[Opening Data supplied section]

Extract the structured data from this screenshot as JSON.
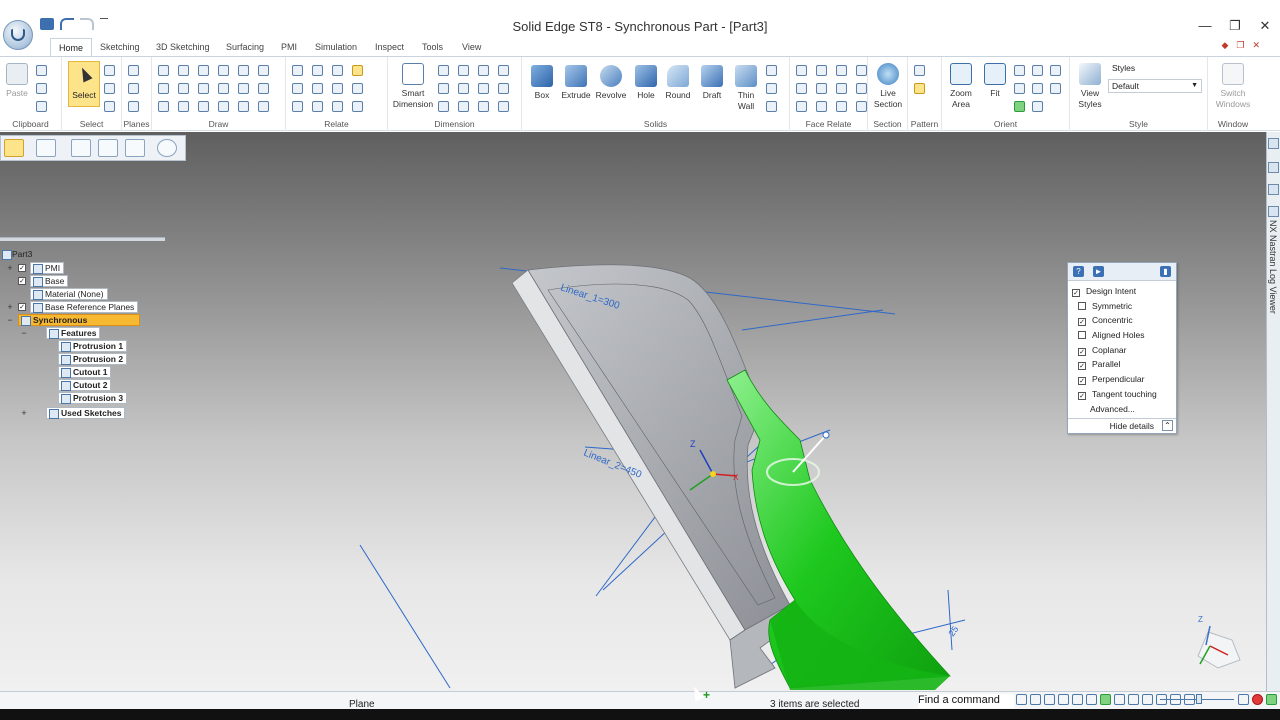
{
  "window": {
    "title": "Solid Edge ST8 - Synchronous Part - [Part3]",
    "controls": [
      "—",
      "❐",
      "✕"
    ]
  },
  "tabs": [
    "Home",
    "Sketching",
    "3D Sketching",
    "Surfacing",
    "PMI",
    "Simulation",
    "Inspect",
    "Tools",
    "View"
  ],
  "active_tab": "Home",
  "ribbon": {
    "groups": [
      "Clipboard",
      "Select",
      "Planes",
      "Draw",
      "Relate",
      "Dimension",
      "Solids",
      "Face Relate",
      "Section",
      "Pattern",
      "Orient",
      "Style",
      "Window"
    ],
    "paste": "Paste",
    "select": "Select",
    "smart_dimension": [
      "Smart",
      "Dimension"
    ],
    "solids": [
      "Box",
      "Extrude",
      "Revolve",
      "Hole",
      "Round",
      "Draft"
    ],
    "thin_wall": [
      "Thin",
      "Wall"
    ],
    "live_section": [
      "Live",
      "Section"
    ],
    "zoom_area": [
      "Zoom",
      "Area"
    ],
    "fit": "Fit",
    "view_styles": [
      "View",
      "Styles"
    ],
    "styles_label": "Styles",
    "styles_value": "Default",
    "switch_windows": [
      "Switch",
      "Windows"
    ]
  },
  "tree": {
    "root": "Part3",
    "items": [
      "PMI",
      "Base",
      "Material (None)",
      "Base Reference Planes",
      "Synchronous",
      "Features",
      "Protrusion 1",
      "Protrusion 2",
      "Cutout 1",
      "Cutout 2",
      "Protrusion 3",
      "Used Sketches"
    ]
  },
  "design_intent": {
    "title": "Design Intent",
    "options": [
      {
        "label": "Symmetric",
        "checked": false
      },
      {
        "label": "Concentric",
        "checked": true
      },
      {
        "label": "Aligned Holes",
        "checked": false
      },
      {
        "label": "Coplanar",
        "checked": true
      },
      {
        "label": "Parallel",
        "checked": true
      },
      {
        "label": "Perpendicular",
        "checked": true
      },
      {
        "label": "Tangent touching",
        "checked": true
      }
    ],
    "advanced": "Advanced...",
    "hide_details": "Hide details"
  },
  "viewport": {
    "dim_linear_1": "Linear_1=300",
    "dim_linear_2": "Linear_2=450",
    "dim_small": "25",
    "axis_x": "X",
    "axis_z": "Z",
    "cube_z": "Z"
  },
  "side_panel": {
    "title": "NX Nastran Log Viewer"
  },
  "status": {
    "prompt": "Plane",
    "selection": "3 items are selected",
    "find_command": "Find a command"
  },
  "colors": {
    "accent": "#f7b832",
    "selection_green": "#1ec81e",
    "dimension_blue": "#2f68c8",
    "part_gray": "#a9adb3"
  }
}
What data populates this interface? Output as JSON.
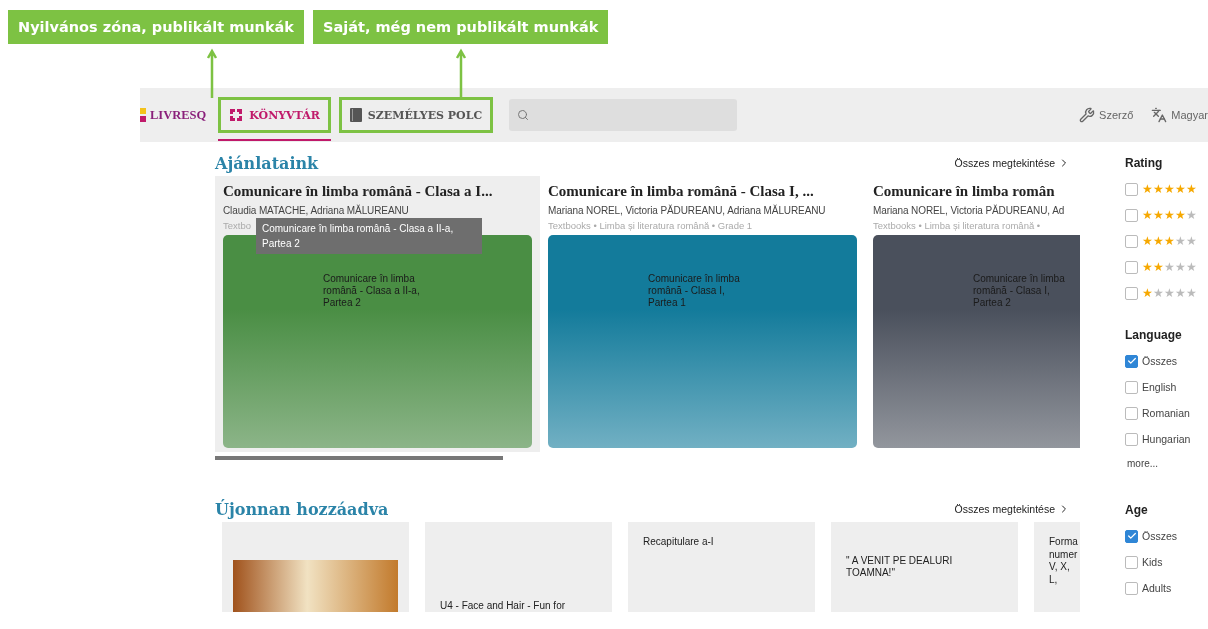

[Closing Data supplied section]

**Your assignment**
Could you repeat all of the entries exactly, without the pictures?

**Your solution**
Extract the structured data from this screenshot as JSON.
{
  "window": {
    "title": "Solid Edge ST8 - Synchronous Part - [Part3]",
    "controls": [
      "—",
      "❐",
      "✕"
    ]
  },
  "tabs": [
    "Home",
    "Sketching",
    "3D Sketching",
    "Surfacing",
    "PMI",
    "Simulation",
    "Inspect",
    "Tools",
    "View"
  ],
  "active_tab": "Home",
  "ribbon": {
    "groups": [
      "Clipboard",
      "Select",
      "Planes",
      "Draw",
      "Relate",
      "Dimension",
      "Solids",
      "Face Relate",
      "Section",
      "Pattern",
      "Orient",
      "Style",
      "Window"
    ],
    "paste": "Paste",
    "select": "Select",
    "smart_dimension": [
      "Smart",
      "Dimension"
    ],
    "solids": [
      "Box",
      "Extrude",
      "Revolve",
      "Hole",
      "Round",
      "Draft"
    ],
    "thin_wall": [
      "Thin",
      "Wall"
    ],
    "live_section": [
      "Live",
      "Section"
    ],
    "zoom_area": [
      "Zoom",
      "Area"
    ],
    "fit": "Fit",
    "view_styles": [
      "View",
      "Styles"
    ],
    "styles_label": "Styles",
    "styles_value": "Default",
    "switch_windows": [
      "Switch",
      "Windows"
    ]
  },
  "tree": {
    "root": "Part3",
    "items": [
      "PMI",
      "Base",
      "Material (None)",
      "Base Reference Planes",
      "Synchronous",
      "Features",
      "Protrusion 1",
      "Protrusion 2",
      "Cutout 1",
      "Cutout 2",
      "Protrusion 3",
      "Used Sketches"
    ]
  },
  "design_intent": {
    "title": "Design Intent",
    "options": [
      {
        "label": "Symmetric",
        "checked": false
      },
      {
        "label": "Concentric",
        "checked": true
      },
      {
        "label": "Aligned Holes",
        "checked": false
      },
      {
        "label": "Coplanar",
        "checked": true
      },
      {
        "label": "Parallel",
        "checked": true
      },
      {
        "label": "Perpendicular",
        "checked": true
      },
      {
        "label": "Tangent touching",
        "checked": true
      }
    ],
    "advanced": "Advanced...",
    "hide_details": "Hide details"
  },
  "viewport": {
    "dim_linear_1": "Linear_1=300",
    "dim_linear_2": "Linear_2=450",
    "dim_small": "25",
    "axis_x": "X",
    "axis_z": "Z",
    "cube_z": "Z"
  },
  "side_panel": {
    "title": "NX Nastran Log Viewer"
  },
  "status": {
    "prompt": "Plane",
    "selection": "3 items are selected",
    "find_command": "Find a command"
  },
  "colors": {
    "accent": "#f7b832",
    "selection_green": "#1ec81e",
    "dimension_blue": "#2f68c8",
    "part_gray": "#a9adb3"
  }
}
What data populates this interface? Output as JSON.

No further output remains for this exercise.